■ PROBLEM
Your answer must be an exact copy of the records below, minus any images.

■ MATERIAL FOR THE TASK
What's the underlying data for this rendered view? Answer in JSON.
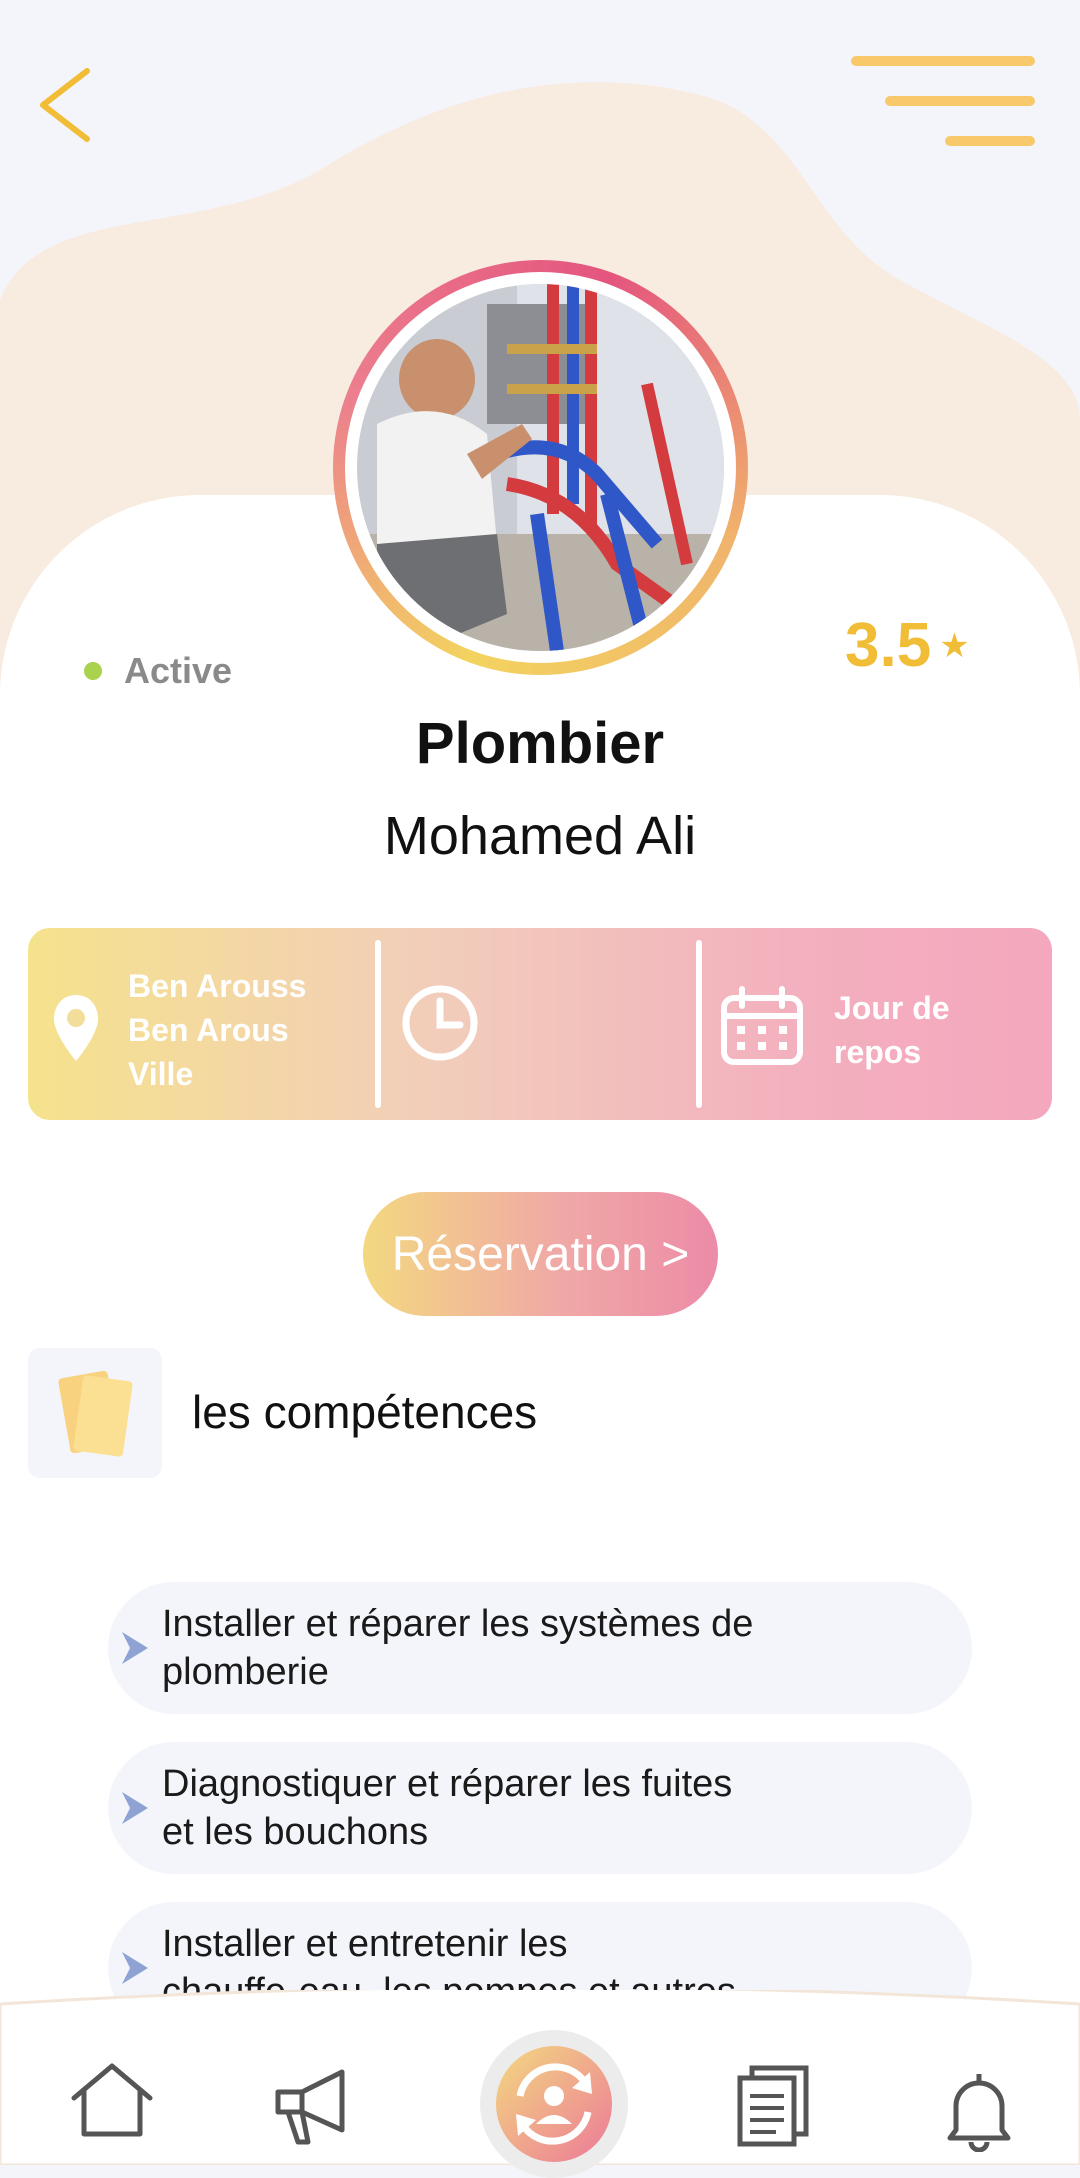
{
  "profile": {
    "status": "Active",
    "rating": "3.5",
    "rating_icon": "star-icon",
    "title": "Plombier",
    "name": "Mohamed Ali"
  },
  "info": {
    "location_lines": [
      "Ben Arouss",
      "Ben Arous",
      "Ville"
    ],
    "schedule_icon": "clock-icon",
    "day_off_lines": [
      "Jour de",
      "repos"
    ]
  },
  "reservation": {
    "label": "Réservation >"
  },
  "skills": {
    "heading": "les compétences",
    "items": [
      {
        "lines": [
          "Installer et réparer les systèmes de",
          "plomberie"
        ]
      },
      {
        "lines": [
          "Diagnostiquer et réparer les fuites",
          "et les bouchons"
        ]
      },
      {
        "lines": [
          "Installer et entretenir les",
          "chauffe-eau, les pompes et autres"
        ]
      }
    ]
  },
  "nav": {
    "items": [
      "home-icon",
      "megaphone-icon",
      "swap-user-icon",
      "documents-icon",
      "bell-icon"
    ]
  },
  "colors": {
    "accent_yellow": "#f1bd36",
    "status_green": "#a9d24e",
    "blob_peach": "#f8ebe0",
    "skill_arrow": "#8ea3d3"
  }
}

■ ANSWER FOR THIS EXERCISE
What's the underlying data for this rendered view? Answer in JSON.
{
  "profile": {
    "status": "Active",
    "rating": "3.5",
    "rating_icon": "star-icon",
    "title": "Plombier",
    "name": "Mohamed Ali"
  },
  "info": {
    "location_lines": [
      "Ben Arouss",
      "Ben Arous",
      "Ville"
    ],
    "schedule_icon": "clock-icon",
    "day_off_lines": [
      "Jour de",
      "repos"
    ]
  },
  "reservation": {
    "label": "Réservation >"
  },
  "skills": {
    "heading": "les compétences",
    "items": [
      {
        "lines": [
          "Installer et réparer les systèmes de",
          "plomberie"
        ]
      },
      {
        "lines": [
          "Diagnostiquer et réparer les fuites",
          "et les bouchons"
        ]
      },
      {
        "lines": [
          "Installer et entretenir les",
          "chauffe-eau, les pompes et autres"
        ]
      }
    ]
  },
  "nav": {
    "items": [
      "home-icon",
      "megaphone-icon",
      "swap-user-icon",
      "documents-icon",
      "bell-icon"
    ]
  },
  "colors": {
    "accent_yellow": "#f1bd36",
    "status_green": "#a9d24e",
    "blob_peach": "#f8ebe0",
    "skill_arrow": "#8ea3d3"
  }
}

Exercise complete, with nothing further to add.